┌──

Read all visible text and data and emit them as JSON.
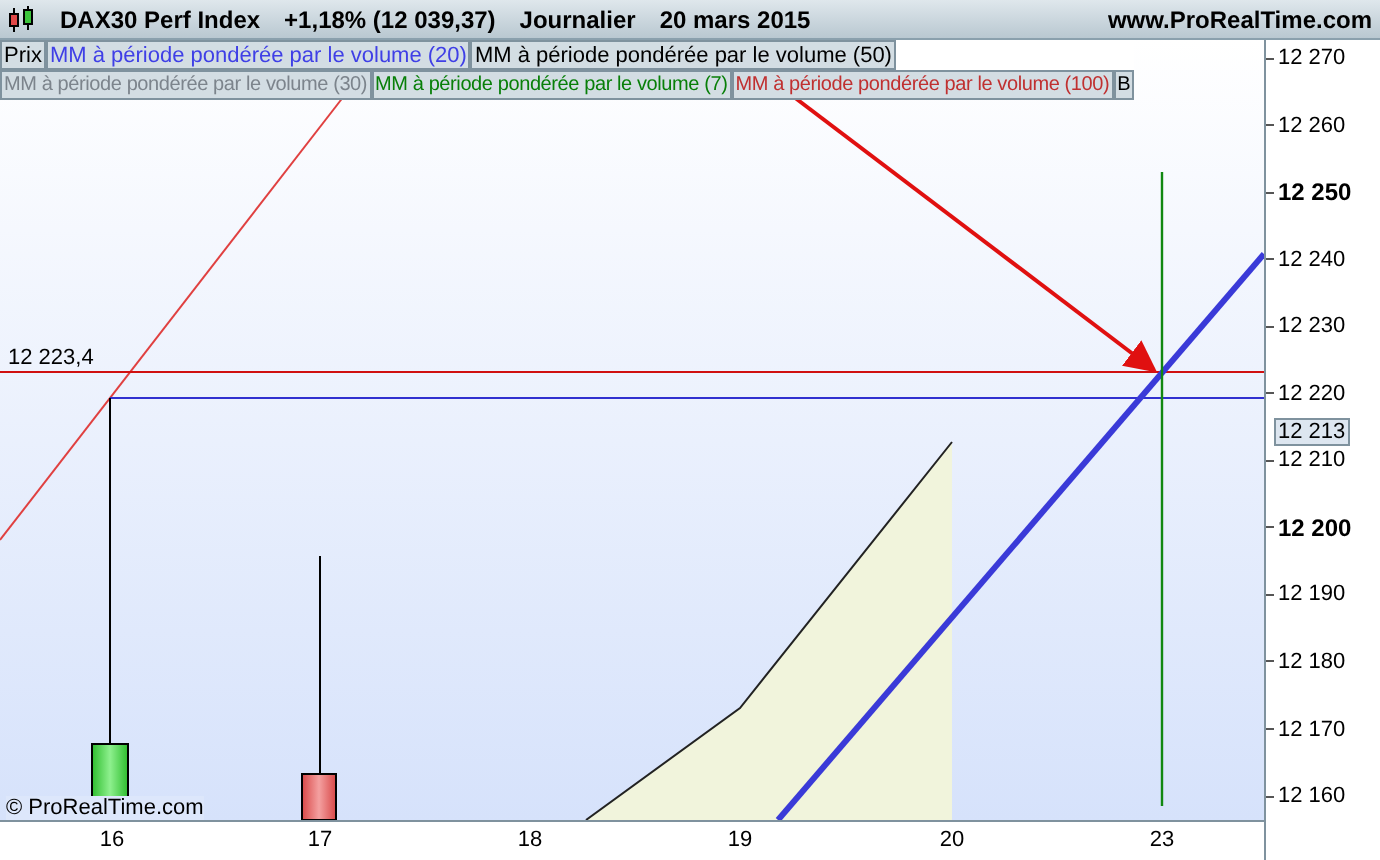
{
  "header": {
    "title": "DAX30 Perf Index",
    "change": "+1,18% (12 039,37)",
    "period": "Journalier",
    "date": "20 mars 2015",
    "site": "www.ProRealTime.com"
  },
  "legend_rows": [
    [
      {
        "label": "Prix",
        "color": "#000000"
      },
      {
        "label": "MM à période pondérée par le volume (20)",
        "color": "#3f3fe6"
      },
      {
        "label": "MM à période pondérée par le volume (50)",
        "color": "#000000"
      }
    ],
    [
      {
        "label": "MM à période pondérée par le volume (30)",
        "color": "#7c848c"
      },
      {
        "label": "MM à période pondérée par le volume (7)",
        "color": "#087f08"
      },
      {
        "label": "MM à période pondérée par le volume (100)",
        "color": "#c03030"
      },
      {
        "label": "B",
        "color": "#000000"
      }
    ]
  ],
  "level_label": "12 223,4",
  "copyright": "© ProRealTime.com",
  "y_ticks": [
    {
      "label": "12 270",
      "major": false
    },
    {
      "label": "12 260",
      "major": false
    },
    {
      "label": "12 250",
      "major": true
    },
    {
      "label": "12 240",
      "major": false
    },
    {
      "label": "12 230",
      "major": false
    },
    {
      "label": "12 220",
      "major": false
    },
    {
      "label": "12 210",
      "major": false
    },
    {
      "label": "12 200",
      "major": true
    },
    {
      "label": "12 190",
      "major": false
    },
    {
      "label": "12 180",
      "major": false
    },
    {
      "label": "12 170",
      "major": false
    },
    {
      "label": "12 160",
      "major": false
    }
  ],
  "price_marker": "12 213",
  "x_ticks": [
    "16",
    "17",
    "18",
    "19",
    "20",
    "23"
  ]
}
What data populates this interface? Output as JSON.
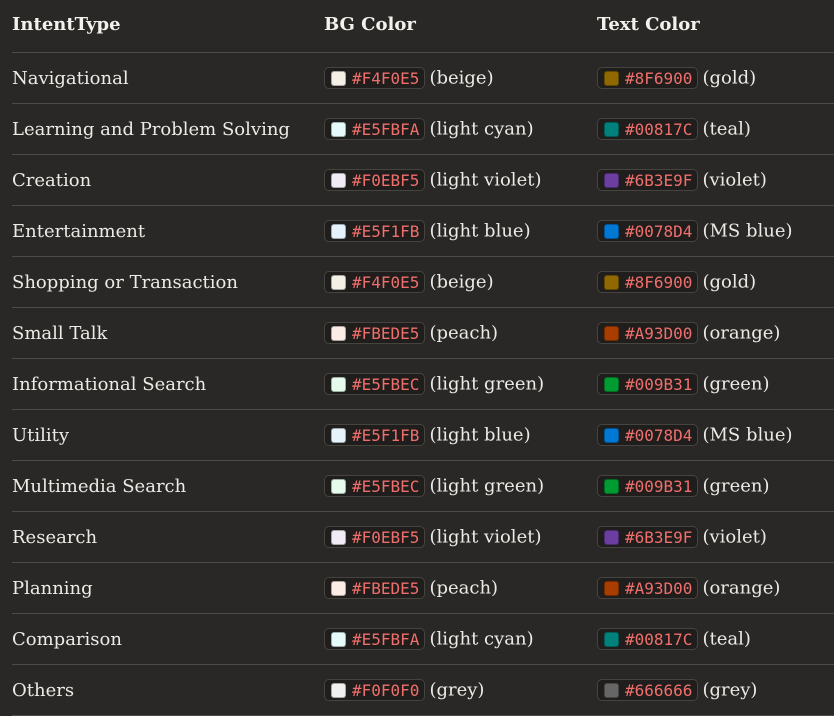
{
  "table": {
    "headers": [
      "IntentType",
      "BG Color",
      "Text Color"
    ],
    "rows": [
      {
        "intent": "Navigational",
        "bg": {
          "hex": "#F4F0E5",
          "note": "(beige)"
        },
        "text": {
          "hex": "#8F6900",
          "note": "(gold)"
        }
      },
      {
        "intent": "Learning and Problem Solving",
        "bg": {
          "hex": "#E5FBFA",
          "note": "(light cyan)"
        },
        "text": {
          "hex": "#00817C",
          "note": "(teal)"
        }
      },
      {
        "intent": "Creation",
        "bg": {
          "hex": "#F0EBF5",
          "note": "(light violet)"
        },
        "text": {
          "hex": "#6B3E9F",
          "note": "(violet)"
        }
      },
      {
        "intent": "Entertainment",
        "bg": {
          "hex": "#E5F1FB",
          "note": "(light blue)"
        },
        "text": {
          "hex": "#0078D4",
          "note": "(MS blue)"
        }
      },
      {
        "intent": "Shopping or Transaction",
        "bg": {
          "hex": "#F4F0E5",
          "note": "(beige)"
        },
        "text": {
          "hex": "#8F6900",
          "note": "(gold)"
        }
      },
      {
        "intent": "Small Talk",
        "bg": {
          "hex": "#FBEDE5",
          "note": "(peach)"
        },
        "text": {
          "hex": "#A93D00",
          "note": "(orange)"
        }
      },
      {
        "intent": "Informational Search",
        "bg": {
          "hex": "#E5FBEC",
          "note": "(light green)"
        },
        "text": {
          "hex": "#009B31",
          "note": "(green)"
        }
      },
      {
        "intent": "Utility",
        "bg": {
          "hex": "#E5F1FB",
          "note": "(light blue)"
        },
        "text": {
          "hex": "#0078D4",
          "note": "(MS blue)"
        }
      },
      {
        "intent": "Multimedia Search",
        "bg": {
          "hex": "#E5FBEC",
          "note": "(light green)"
        },
        "text": {
          "hex": "#009B31",
          "note": "(green)"
        }
      },
      {
        "intent": "Research",
        "bg": {
          "hex": "#F0EBF5",
          "note": "(light violet)"
        },
        "text": {
          "hex": "#6B3E9F",
          "note": "(violet)"
        }
      },
      {
        "intent": "Planning",
        "bg": {
          "hex": "#FBEDE5",
          "note": "(peach)"
        },
        "text": {
          "hex": "#A93D00",
          "note": "(orange)"
        }
      },
      {
        "intent": "Comparison",
        "bg": {
          "hex": "#E5FBFA",
          "note": "(light cyan)"
        },
        "text": {
          "hex": "#00817C",
          "note": "(teal)"
        }
      },
      {
        "intent": "Others",
        "bg": {
          "hex": "#F0F0F0",
          "note": "(grey)"
        },
        "text": {
          "hex": "#666666",
          "note": "(grey)"
        }
      }
    ]
  }
}
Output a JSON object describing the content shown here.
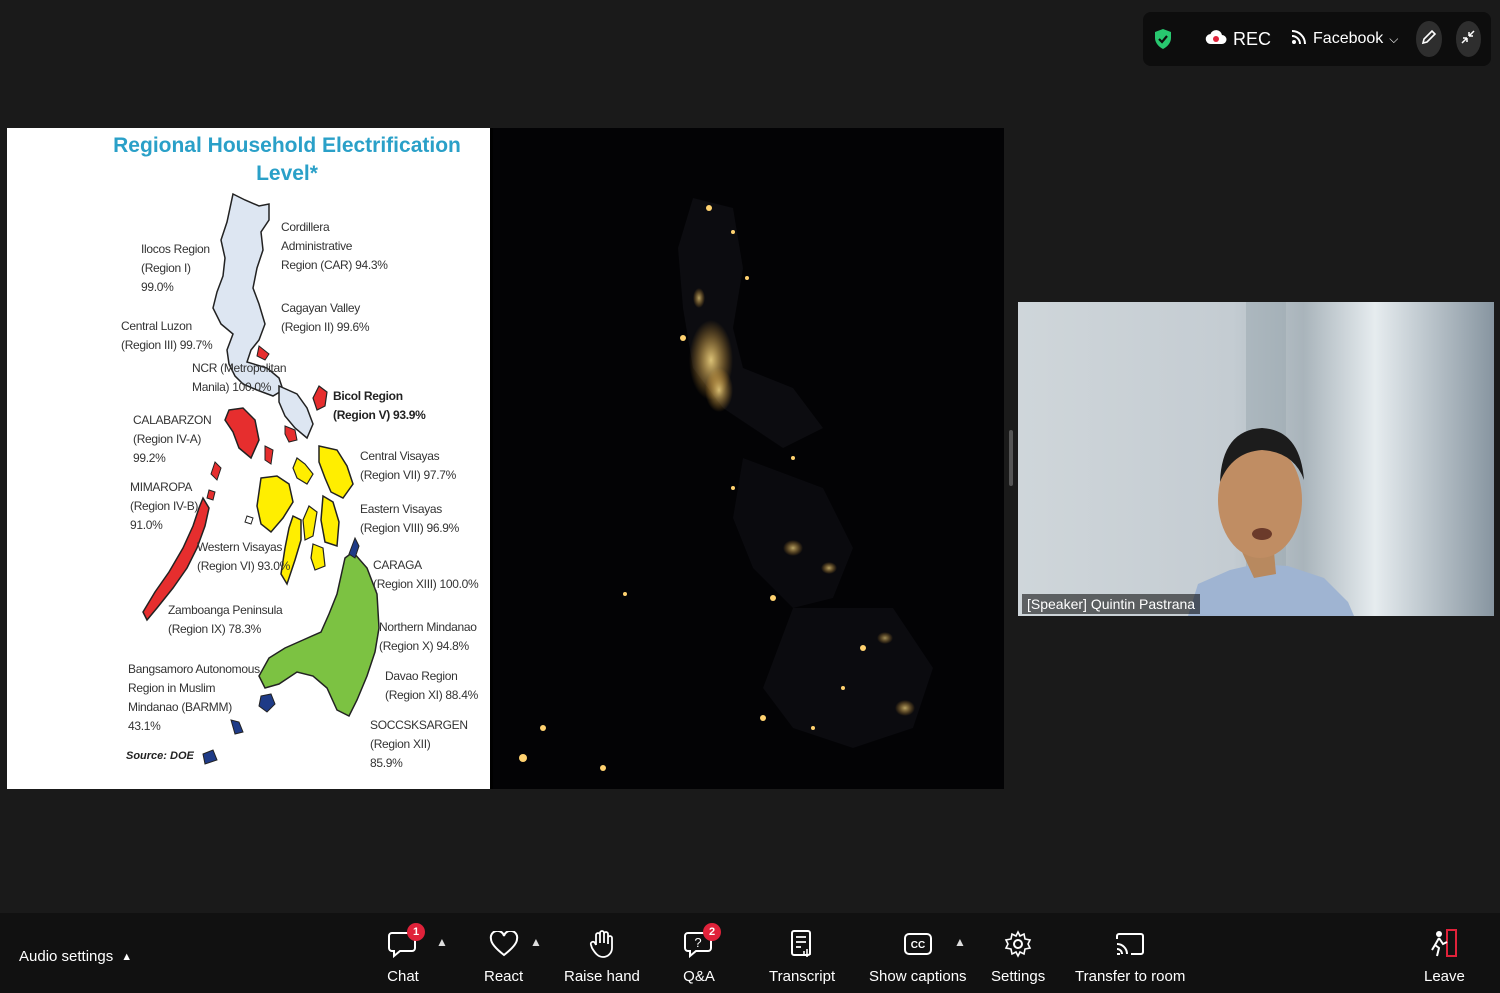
{
  "topbar": {
    "rec_label": "REC",
    "live_label": "Facebook",
    "icons": [
      "shield-check-icon",
      "cloud-record-icon",
      "broadcast-icon",
      "chevron-down-icon",
      "pen-annotate-icon",
      "collapse-icon"
    ]
  },
  "slide": {
    "title_line1": "Regional Household Electrification",
    "title_line2": "Level*",
    "source": "Source:  DOE",
    "regions": [
      {
        "text": "Cordillera\nAdministrative\nRegion (CAR) 94.3%"
      },
      {
        "text": "Ilocos Region\n(Region I)\n99.0%"
      },
      {
        "text": "Cagayan Valley\n(Region II) 99.6%"
      },
      {
        "text": "Central Luzon\n(Region III) 99.7%"
      },
      {
        "text": "NCR (Metropolitan\nManila) 100.0%"
      },
      {
        "text": "Bicol Region\n(Region V) 93.9%"
      },
      {
        "text": "CALABARZON\n(Region IV-A)\n99.2%"
      },
      {
        "text": "Central Visayas\n(Region VII) 97.7%"
      },
      {
        "text": "MIMAROPA\n(Region IV-B)\n91.0%"
      },
      {
        "text": "Eastern Visayas\n(Region VIII) 96.9%"
      },
      {
        "text": "Western Visayas\n(Region VI) 93.0%"
      },
      {
        "text": "CARAGA\n(Region XIII) 100.0%"
      },
      {
        "text": "Zamboanga Peninsula\n(Region IX) 78.3%"
      },
      {
        "text": "Northern Mindanao\n(Region X) 94.8%"
      },
      {
        "text": "Bangsamoro Autonomous\nRegion in Muslim\nMindanao (BARMM)\n43.1%"
      },
      {
        "text": "Davao Region\n(Region XI) 88.4%"
      },
      {
        "text": "SOCCSKSARGEN\n(Region XII)\n85.9%"
      }
    ]
  },
  "video": {
    "name_label": "[Speaker] Quintin Pastrana"
  },
  "toolbar": {
    "audio_label": "Audio settings",
    "chat_label": "Chat",
    "chat_badge": "1",
    "react_label": "React",
    "raise_label": "Raise hand",
    "qa_label": "Q&A",
    "qa_badge": "2",
    "transcript_label": "Transcript",
    "captions_label": "Show captions",
    "settings_label": "Settings",
    "transfer_label": "Transfer to room",
    "leave_label": "Leave"
  },
  "colors": {
    "region_red": "#e62e2e",
    "region_yellow": "#ffee00",
    "region_green": "#7cc242",
    "region_navy": "#1f3b87",
    "region_light": "#dde6f2",
    "title_blue": "#2aa0c8",
    "shield_green": "#28c76f",
    "badge_red": "#e0223a"
  }
}
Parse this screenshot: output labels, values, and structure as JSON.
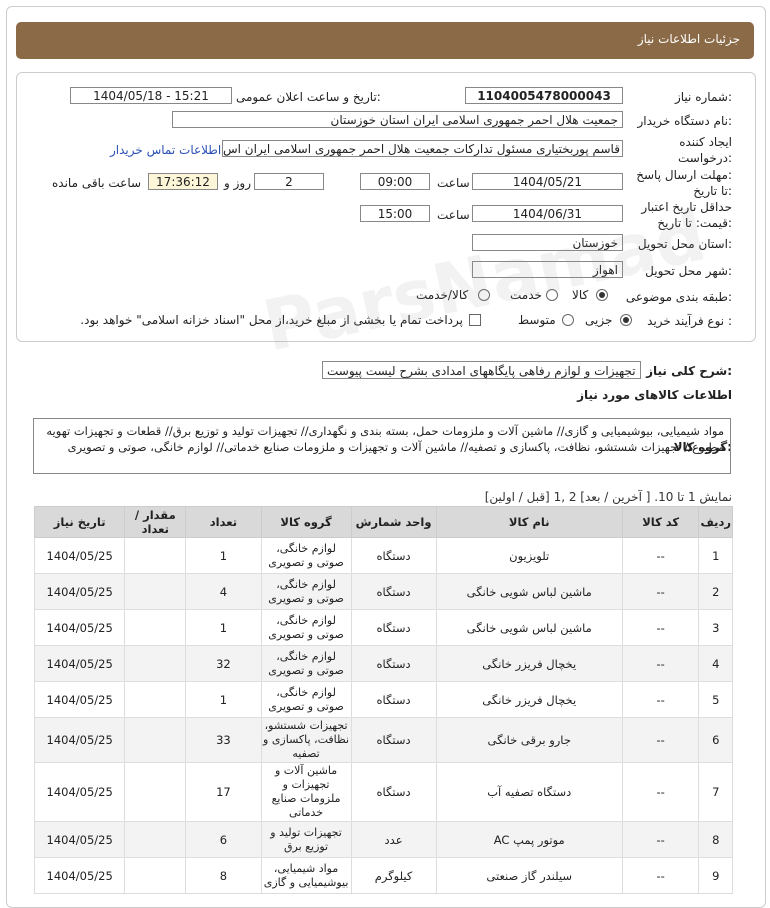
{
  "header": {
    "title": "جزئیات اطلاعات نیاز"
  },
  "need": {
    "number_label": "شماره نیاز:",
    "number": "1104005478000043",
    "announce_label": "تاریخ و ساعت اعلان عمومی:",
    "announce_value": "1404/05/18 - 15:21",
    "buyer_label": "نام دستگاه خریدار:",
    "buyer_value": "جمعیت هلال احمر جمهوری اسلامی ایران استان خوزستان",
    "creator_label_1": "ایجاد کننده",
    "creator_label_2": "درخواست:",
    "creator_value": "قاسم پوربختیاری مسئول تدارکات جمعیت هلال احمر جمهوری اسلامی ایران اس",
    "contact_link": "اطلاعات تماس خریدار",
    "reply_label_1": "مهلت ارسال پاسخ:",
    "reply_label_2": "تا تاریخ:",
    "reply_date": "1404/05/21",
    "time_word": "ساعت",
    "reply_time": "09:00",
    "days_value": "2",
    "days_word": "روز و",
    "remaining_value": "17:36:12",
    "remaining_word": "ساعت باقی مانده",
    "validity_label_1": "حداقل تاریخ اعتبار",
    "validity_label_2": "قیمت: تا تاریخ:",
    "validity_date": "1404/06/31",
    "validity_time": "15:00",
    "province_label": "استان محل تحویل:",
    "province_value": "خوزستان",
    "city_label": "شهر محل تحویل:",
    "city_value": "اهواز",
    "category_label": "طبقه بندی موضوعی:",
    "category_options": [
      "کالا",
      "خدمت",
      "کالا/خدمت"
    ],
    "process_label": "نوع فرآیند خرید :",
    "process_options": [
      "جزیی",
      "متوسط"
    ],
    "payment_note": "پرداخت تمام یا بخشی از مبلغ خرید،از محل \"اسناد خزانه اسلامی\" خواهد بود."
  },
  "description": {
    "label": "شرح کلی نیاز:",
    "value": "تجهیزات و لوازم رفاهی پایگاههای امدادی بشرح لیست پیوست"
  },
  "goods": {
    "section_title": "اطلاعات کالاهای مورد نیاز",
    "group_label": "گروه کالا:",
    "group_value": "مواد شیمیایی، بیوشیمیایی و گازی// ماشین آلات و ملزومات حمل، بسته بندی و نگهداری// تجهیزات تولید و توزیع برق// قطعات و تجهیزات تهویه مطبوع// تجهیزات شستشو، نظافت، پاکسازی و تصفیه// ماشین آلات و تجهیزات و ملزومات صنایع خدماتی// لوازم خانگی، صوتی و تصویری",
    "pagination": "نمایش 1 تا 10. [ آخرین / بعد] 2 ,1 [قبل / اولین]"
  },
  "table": {
    "headers": [
      "ردیف",
      "کد کالا",
      "نام کالا",
      "واحد شمارش",
      "گروه کالا",
      "تعداد",
      "مقدار / تعداد",
      "تاریخ نیاز"
    ],
    "rows": [
      {
        "no": "1",
        "code": "--",
        "name": "تلویزیون",
        "unit": "دستگاه",
        "group": "لوازم خانگی، صوتی و تصویری",
        "qty": "1",
        "date": "1404/05/25"
      },
      {
        "no": "2",
        "code": "--",
        "name": "ماشین لباس شویی خانگی",
        "unit": "دستگاه",
        "group": "لوازم خانگی، صوتی و تصویری",
        "qty": "4",
        "date": "1404/05/25"
      },
      {
        "no": "3",
        "code": "--",
        "name": "ماشین لباس شویی خانگی",
        "unit": "دستگاه",
        "group": "لوازم خانگی، صوتی و تصویری",
        "qty": "1",
        "date": "1404/05/25"
      },
      {
        "no": "4",
        "code": "--",
        "name": "یخچال فریزر خانگی",
        "unit": "دستگاه",
        "group": "لوازم خانگی، صوتی و تصویری",
        "qty": "32",
        "date": "1404/05/25"
      },
      {
        "no": "5",
        "code": "--",
        "name": "یخچال فریزر خانگی",
        "unit": "دستگاه",
        "group": "لوازم خانگی، صوتی و تصویری",
        "qty": "1",
        "date": "1404/05/25"
      },
      {
        "no": "6",
        "code": "--",
        "name": "جارو برقی خانگی",
        "unit": "دستگاه",
        "group": "تجهیزات شستشو، نظافت، پاکسازی و تصفیه",
        "qty": "33",
        "date": "1404/05/25"
      },
      {
        "no": "7",
        "code": "--",
        "name": "دستگاه تصفیه آب",
        "unit": "دستگاه",
        "group": "ماشین آلات و تجهیزات و ملزومات صنایع خدماتی",
        "qty": "17",
        "date": "1404/05/25"
      },
      {
        "no": "8",
        "code": "--",
        "name": "موتور پمپ AC",
        "unit": "عدد",
        "group": "تجهیزات تولید و توزیع برق",
        "qty": "6",
        "date": "1404/05/25"
      },
      {
        "no": "9",
        "code": "--",
        "name": "سیلندر گاز صنعتی",
        "unit": "کیلوگرم",
        "group": "مواد شیمیایی، بیوشیمیایی و گازی",
        "qty": "8",
        "date": "1404/05/25"
      }
    ]
  }
}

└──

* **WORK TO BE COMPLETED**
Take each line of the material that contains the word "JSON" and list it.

* **SOLUTION TO THIS PROBLEM**
Read all visible text and data and emit them as JSON.
What data populates this interface? Output as JSON.
Output a JSON object describing the content shown here.
Parse this screenshot: output labels, values, and structure as JSON.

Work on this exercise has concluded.